Collected data —
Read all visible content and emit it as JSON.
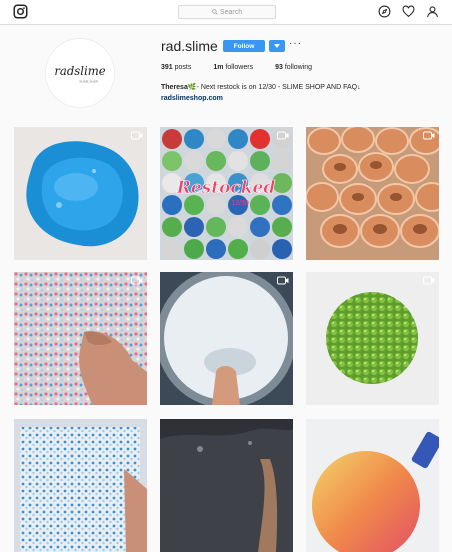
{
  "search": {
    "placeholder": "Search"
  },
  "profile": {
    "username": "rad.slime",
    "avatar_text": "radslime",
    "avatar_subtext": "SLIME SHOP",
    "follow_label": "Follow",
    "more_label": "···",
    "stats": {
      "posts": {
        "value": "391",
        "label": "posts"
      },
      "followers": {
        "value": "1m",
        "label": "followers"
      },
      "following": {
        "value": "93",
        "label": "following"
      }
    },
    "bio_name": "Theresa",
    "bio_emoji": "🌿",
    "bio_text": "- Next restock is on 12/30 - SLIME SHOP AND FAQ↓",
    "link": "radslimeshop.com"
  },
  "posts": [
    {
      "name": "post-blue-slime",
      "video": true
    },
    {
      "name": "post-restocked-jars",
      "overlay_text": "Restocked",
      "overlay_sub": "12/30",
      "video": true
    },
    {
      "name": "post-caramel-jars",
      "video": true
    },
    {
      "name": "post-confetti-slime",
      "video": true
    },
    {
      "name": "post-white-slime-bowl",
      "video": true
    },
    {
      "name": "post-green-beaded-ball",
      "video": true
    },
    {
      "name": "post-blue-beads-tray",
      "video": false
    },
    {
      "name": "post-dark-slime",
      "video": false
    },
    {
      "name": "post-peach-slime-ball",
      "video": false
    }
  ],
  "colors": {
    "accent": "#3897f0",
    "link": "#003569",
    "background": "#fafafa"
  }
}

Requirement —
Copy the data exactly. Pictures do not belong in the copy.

Response for this exercise —
Read all visible content and emit it as JSON.
{
  "search": {
    "placeholder": "Search"
  },
  "profile": {
    "username": "rad.slime",
    "avatar_text": "radslime",
    "avatar_subtext": "SLIME SHOP",
    "follow_label": "Follow",
    "more_label": "···",
    "stats": {
      "posts": {
        "value": "391",
        "label": "posts"
      },
      "followers": {
        "value": "1m",
        "label": "followers"
      },
      "following": {
        "value": "93",
        "label": "following"
      }
    },
    "bio_name": "Theresa",
    "bio_emoji": "🌿",
    "bio_text": "- Next restock is on 12/30 - SLIME SHOP AND FAQ↓",
    "link": "radslimeshop.com"
  },
  "posts": [
    {
      "name": "post-blue-slime",
      "video": true
    },
    {
      "name": "post-restocked-jars",
      "overlay_text": "Restocked",
      "overlay_sub": "12/30",
      "video": true
    },
    {
      "name": "post-caramel-jars",
      "video": true
    },
    {
      "name": "post-confetti-slime",
      "video": true
    },
    {
      "name": "post-white-slime-bowl",
      "video": true
    },
    {
      "name": "post-green-beaded-ball",
      "video": true
    },
    {
      "name": "post-blue-beads-tray",
      "video": false
    },
    {
      "name": "post-dark-slime",
      "video": false
    },
    {
      "name": "post-peach-slime-ball",
      "video": false
    }
  ],
  "colors": {
    "accent": "#3897f0",
    "link": "#003569",
    "background": "#fafafa"
  }
}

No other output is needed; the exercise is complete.